(ACTIVITY) In the material below, find each line with the word "artist" and copy it.

*** Begin section ***

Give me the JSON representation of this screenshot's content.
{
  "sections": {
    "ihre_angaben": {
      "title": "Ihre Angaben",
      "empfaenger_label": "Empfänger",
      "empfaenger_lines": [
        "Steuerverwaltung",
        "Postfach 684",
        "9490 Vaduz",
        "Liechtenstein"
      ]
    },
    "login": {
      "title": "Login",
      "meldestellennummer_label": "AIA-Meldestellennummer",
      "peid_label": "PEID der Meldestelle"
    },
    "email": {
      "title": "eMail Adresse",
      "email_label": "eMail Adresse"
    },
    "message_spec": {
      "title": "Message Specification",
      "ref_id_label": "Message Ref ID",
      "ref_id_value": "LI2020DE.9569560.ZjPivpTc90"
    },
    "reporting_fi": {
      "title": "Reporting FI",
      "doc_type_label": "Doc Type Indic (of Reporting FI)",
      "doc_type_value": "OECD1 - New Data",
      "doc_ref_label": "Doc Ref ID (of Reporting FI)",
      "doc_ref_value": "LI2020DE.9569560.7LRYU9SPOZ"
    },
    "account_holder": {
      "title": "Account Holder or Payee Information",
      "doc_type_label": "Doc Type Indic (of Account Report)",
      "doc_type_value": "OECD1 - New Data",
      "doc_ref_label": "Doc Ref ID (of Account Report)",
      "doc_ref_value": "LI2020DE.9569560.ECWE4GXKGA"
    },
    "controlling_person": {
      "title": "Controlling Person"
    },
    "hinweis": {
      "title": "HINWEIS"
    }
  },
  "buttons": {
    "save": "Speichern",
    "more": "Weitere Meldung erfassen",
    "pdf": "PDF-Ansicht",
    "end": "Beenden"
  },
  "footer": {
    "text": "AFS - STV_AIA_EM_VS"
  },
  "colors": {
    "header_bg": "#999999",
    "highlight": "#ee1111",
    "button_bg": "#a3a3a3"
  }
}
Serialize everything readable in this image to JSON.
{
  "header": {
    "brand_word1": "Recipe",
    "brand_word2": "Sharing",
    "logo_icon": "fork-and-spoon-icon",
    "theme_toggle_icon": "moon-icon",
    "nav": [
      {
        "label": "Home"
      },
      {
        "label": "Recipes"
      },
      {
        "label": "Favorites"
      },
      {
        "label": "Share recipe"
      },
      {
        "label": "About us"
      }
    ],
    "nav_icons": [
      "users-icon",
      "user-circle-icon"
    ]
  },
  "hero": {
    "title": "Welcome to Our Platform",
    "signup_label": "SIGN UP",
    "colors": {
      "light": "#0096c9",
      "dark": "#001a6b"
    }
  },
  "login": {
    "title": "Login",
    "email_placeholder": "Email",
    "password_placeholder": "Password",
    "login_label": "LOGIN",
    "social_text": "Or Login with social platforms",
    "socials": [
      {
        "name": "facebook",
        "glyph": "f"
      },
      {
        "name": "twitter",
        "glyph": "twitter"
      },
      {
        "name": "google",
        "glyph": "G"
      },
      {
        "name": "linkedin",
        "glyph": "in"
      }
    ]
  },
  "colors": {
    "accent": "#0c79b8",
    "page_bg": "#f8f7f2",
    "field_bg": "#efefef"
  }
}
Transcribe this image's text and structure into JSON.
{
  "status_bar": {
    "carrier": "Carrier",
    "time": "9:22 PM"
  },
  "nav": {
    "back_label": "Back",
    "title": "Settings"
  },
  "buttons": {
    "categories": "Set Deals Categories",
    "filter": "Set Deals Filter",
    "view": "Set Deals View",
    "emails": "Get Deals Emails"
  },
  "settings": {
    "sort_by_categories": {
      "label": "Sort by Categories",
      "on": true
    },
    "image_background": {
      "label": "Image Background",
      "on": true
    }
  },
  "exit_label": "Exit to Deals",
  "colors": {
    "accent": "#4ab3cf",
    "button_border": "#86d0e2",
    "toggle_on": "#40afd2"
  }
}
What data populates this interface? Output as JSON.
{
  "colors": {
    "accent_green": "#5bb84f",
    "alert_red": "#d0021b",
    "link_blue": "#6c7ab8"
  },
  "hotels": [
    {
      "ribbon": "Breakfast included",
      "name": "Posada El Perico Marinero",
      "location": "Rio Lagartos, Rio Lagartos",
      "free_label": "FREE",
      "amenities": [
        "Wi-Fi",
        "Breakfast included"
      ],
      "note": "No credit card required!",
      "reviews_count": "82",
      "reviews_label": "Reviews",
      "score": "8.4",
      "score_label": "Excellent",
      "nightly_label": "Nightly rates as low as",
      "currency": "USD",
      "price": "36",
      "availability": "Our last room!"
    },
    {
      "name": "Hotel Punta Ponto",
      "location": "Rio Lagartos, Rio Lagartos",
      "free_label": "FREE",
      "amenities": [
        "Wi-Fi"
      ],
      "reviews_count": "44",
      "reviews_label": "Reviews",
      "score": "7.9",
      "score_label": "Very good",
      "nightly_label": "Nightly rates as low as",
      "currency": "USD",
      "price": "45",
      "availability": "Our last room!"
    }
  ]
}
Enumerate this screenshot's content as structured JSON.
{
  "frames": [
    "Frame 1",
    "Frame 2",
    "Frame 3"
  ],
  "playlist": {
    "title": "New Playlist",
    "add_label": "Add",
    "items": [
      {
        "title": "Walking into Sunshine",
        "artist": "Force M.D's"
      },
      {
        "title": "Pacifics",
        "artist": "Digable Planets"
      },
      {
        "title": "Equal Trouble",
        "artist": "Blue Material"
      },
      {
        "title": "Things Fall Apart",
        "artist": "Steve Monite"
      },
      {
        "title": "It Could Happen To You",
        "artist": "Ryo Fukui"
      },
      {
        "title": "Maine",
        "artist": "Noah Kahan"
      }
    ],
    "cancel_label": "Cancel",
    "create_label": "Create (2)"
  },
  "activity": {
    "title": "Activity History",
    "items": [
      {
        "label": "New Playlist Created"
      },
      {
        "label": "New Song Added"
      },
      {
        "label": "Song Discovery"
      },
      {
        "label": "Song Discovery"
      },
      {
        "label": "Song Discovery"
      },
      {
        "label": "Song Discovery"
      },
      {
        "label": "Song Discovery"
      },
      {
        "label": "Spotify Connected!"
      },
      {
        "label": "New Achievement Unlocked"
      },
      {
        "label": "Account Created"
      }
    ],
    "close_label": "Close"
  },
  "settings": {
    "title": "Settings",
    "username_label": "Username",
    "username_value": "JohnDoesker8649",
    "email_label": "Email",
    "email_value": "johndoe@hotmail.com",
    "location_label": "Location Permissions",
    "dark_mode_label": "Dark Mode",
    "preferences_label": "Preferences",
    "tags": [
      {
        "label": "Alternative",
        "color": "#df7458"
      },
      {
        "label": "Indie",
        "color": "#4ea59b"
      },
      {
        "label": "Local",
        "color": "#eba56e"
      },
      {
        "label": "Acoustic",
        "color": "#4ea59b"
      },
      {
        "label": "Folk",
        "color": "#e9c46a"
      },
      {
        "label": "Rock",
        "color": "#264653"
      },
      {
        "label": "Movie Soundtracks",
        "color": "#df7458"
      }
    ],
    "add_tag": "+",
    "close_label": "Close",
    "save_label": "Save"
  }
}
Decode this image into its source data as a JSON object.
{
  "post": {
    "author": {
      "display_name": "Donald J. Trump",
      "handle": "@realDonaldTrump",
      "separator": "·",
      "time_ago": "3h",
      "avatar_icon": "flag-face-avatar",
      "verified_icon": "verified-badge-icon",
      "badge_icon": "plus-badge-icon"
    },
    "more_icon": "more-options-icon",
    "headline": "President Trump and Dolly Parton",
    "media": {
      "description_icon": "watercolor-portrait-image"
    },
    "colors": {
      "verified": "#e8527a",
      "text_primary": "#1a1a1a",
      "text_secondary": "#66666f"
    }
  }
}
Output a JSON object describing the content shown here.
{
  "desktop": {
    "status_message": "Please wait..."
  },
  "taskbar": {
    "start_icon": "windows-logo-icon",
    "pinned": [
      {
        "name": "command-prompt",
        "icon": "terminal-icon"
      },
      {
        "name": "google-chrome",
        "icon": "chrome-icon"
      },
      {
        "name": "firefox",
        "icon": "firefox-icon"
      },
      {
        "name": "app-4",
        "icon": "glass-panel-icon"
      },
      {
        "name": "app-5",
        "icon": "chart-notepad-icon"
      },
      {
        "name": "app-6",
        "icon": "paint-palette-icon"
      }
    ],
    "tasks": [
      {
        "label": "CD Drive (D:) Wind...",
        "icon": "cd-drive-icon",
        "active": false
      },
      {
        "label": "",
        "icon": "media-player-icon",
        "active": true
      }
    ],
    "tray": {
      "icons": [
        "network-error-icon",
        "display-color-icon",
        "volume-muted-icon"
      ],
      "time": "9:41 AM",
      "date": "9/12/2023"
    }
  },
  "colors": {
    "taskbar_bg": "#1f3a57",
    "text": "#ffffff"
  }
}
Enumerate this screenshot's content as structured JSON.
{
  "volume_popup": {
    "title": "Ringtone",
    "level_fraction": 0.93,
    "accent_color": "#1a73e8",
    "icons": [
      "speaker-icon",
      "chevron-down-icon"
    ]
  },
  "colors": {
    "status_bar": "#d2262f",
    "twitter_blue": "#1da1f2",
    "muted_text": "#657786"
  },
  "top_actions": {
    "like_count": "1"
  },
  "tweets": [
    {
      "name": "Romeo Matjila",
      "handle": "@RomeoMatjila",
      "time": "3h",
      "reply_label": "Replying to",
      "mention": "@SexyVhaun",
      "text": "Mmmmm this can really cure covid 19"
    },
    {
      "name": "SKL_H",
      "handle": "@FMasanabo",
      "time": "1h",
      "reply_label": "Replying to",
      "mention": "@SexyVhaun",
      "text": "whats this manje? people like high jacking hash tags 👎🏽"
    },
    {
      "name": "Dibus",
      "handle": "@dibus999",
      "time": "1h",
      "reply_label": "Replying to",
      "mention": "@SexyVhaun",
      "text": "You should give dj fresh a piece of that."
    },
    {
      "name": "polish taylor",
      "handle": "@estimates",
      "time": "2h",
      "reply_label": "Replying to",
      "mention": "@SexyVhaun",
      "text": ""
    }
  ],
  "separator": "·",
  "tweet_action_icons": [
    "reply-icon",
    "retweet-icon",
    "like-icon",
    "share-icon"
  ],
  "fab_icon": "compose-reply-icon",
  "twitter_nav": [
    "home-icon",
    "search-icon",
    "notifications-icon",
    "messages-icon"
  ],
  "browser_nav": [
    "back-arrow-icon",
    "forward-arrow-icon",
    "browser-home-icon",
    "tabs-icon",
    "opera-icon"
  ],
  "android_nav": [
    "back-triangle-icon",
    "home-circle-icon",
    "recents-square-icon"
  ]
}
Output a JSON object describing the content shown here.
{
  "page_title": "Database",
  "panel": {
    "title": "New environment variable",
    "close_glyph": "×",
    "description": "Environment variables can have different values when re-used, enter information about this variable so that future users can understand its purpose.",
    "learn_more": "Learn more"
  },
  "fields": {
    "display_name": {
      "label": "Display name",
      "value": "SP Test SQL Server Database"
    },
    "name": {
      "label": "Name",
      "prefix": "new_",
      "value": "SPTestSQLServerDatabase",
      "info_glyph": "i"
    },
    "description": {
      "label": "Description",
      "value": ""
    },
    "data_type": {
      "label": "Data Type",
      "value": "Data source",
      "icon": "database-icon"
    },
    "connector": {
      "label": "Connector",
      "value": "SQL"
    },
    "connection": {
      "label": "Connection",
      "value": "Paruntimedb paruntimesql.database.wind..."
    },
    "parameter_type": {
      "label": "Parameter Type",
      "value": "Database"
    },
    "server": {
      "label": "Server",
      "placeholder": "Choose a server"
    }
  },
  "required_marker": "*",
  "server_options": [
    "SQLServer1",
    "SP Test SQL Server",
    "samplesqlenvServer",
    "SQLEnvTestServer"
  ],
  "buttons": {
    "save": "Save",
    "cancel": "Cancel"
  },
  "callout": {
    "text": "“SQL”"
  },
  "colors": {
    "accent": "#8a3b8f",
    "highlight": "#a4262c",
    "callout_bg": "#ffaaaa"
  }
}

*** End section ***

(SOLUTION FOR THIS TASK)
        "artist": "Force M.D's"
        "artist": "Digable Planets"
        "artist": "Blue Material"
        "artist": "Steve Monite"
        "artist": "Ryo Fukui"
        "artist": "Noah Kahan"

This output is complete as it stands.